Psalm 32 shows us the Bible's description of the experience of guilt upon the human heart. There are 2 types of people in the Psalm. The first is the man who confessed and acknowledged his sin. This man has his transgression forgiven and his sin is covered. This is a man against whom the Lord counts no iniquity, in whose spirit there is no deceit (i.e. does not lie and hide sin from God) (v.1-2). This man calls the Lord his hiding place, and trusts the Lord to preserve him from trouble (v.7). Then there is another who is absolutely miserable, and feels the heavy hand of the Lord  who keeps silent. In his heart this man groans groaning all day long, and hence his bones wasted away, and whose strength was dried up as by the heat of summer (v.3-4). This is one who is like a horse that cannot be tamed (v.9), obstinate and refusing to go the way of his master.

Sin is not just a legal and justice issue. When we live in rebellion against God, it is as if a cancer grows in our hearts, in the form of guilt. Psalm 32 shows us that the man who stands before the Lord guilt-free is a blessed, free man, and the opposite, the man who is guilty. Do you know what it likes to bear this burden, and the freedom that comes from giving it up?
Not only are there 2 different kinds of people, Psalm 14:1-3 also shows us two different ways of dealing with it -- the way of the world, or the way of God. In these verses, we see that one group acts wisely and seek after God, while the fool says in his heart that there is no God. In rejecting God, the fool rejects the Judge, declares that there is no objective standard to live up to, and essentially no right and wrong, which means that there is no guilt. How are you living today? 

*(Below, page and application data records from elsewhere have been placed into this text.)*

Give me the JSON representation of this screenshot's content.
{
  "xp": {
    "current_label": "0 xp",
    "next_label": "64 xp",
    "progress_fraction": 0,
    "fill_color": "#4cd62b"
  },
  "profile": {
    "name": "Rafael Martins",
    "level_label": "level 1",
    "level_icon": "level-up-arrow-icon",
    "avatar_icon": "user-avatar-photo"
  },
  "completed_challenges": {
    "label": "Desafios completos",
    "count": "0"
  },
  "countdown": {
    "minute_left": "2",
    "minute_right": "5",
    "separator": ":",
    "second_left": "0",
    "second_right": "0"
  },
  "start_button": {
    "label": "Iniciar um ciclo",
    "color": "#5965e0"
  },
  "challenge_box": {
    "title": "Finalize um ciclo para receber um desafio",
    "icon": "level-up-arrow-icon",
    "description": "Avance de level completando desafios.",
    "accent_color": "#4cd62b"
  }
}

For those that are Christians, do you confess your sins with your mouth, but in your heart, you continue to live without recognition of this God, or the forgiveness of guilt that He offers? For some of us, we may identify with these truths, but functionally, we don't live it out. Think about it today. What is your story as a Christian? Was there a point where someone told you to lay your burden down, and you did, or are you still bearing your own guilty burden everyday? 

 

(C) Purging guilt: how to do it

If we look at the description of the guilt offerings, we notice that there are two parts to it. Firstly, Lev 5:15-16a, 6:4-5 tells us the things the guilty party has to do. The offender has to bring a ram to make payment, and a value equivalent to 1.2 times of the offence has to be paid, "valued in silver shekels", against the measuring system in the temple. This God-given justice system also takes into account the loss of time and inconvenience that the offended party suffers. The Israelites were meant to realise that their actions has an impact on another person's life. This is what it means to live in community, and to protect our neighbour's rights. Secondly, Lev 5:16b, 18, 6:6-7 shows us the things the priest does. Atonement was made by the priest through the substitutionary sacrifice of the animal in order to satisfy the demands of God.

What is the relevance of the guilt offering for us today after Christ? How do we understand and apply this truth to our lives today?  The Christian lives before the holy God, aware of the guilt, but also knowing that the guilt has been forgiven, is the normal Christian life (c.f. Matt 11:28-30, Ps 103:11-12, Gal 5:1). But to live in denial of guilt, God and the forgiveness, this experience is a secular Christian life. What kind of a Christian are you?  Do you ignore your conscience, deny the existence of God, and your need for a Savior? Or do you live conscious of how you have broken God's commandments, or that you have dealt unjustly with another, and that you need the righteousness of God? Run to Him today, and seek refuge in Jesus, our guilt offering.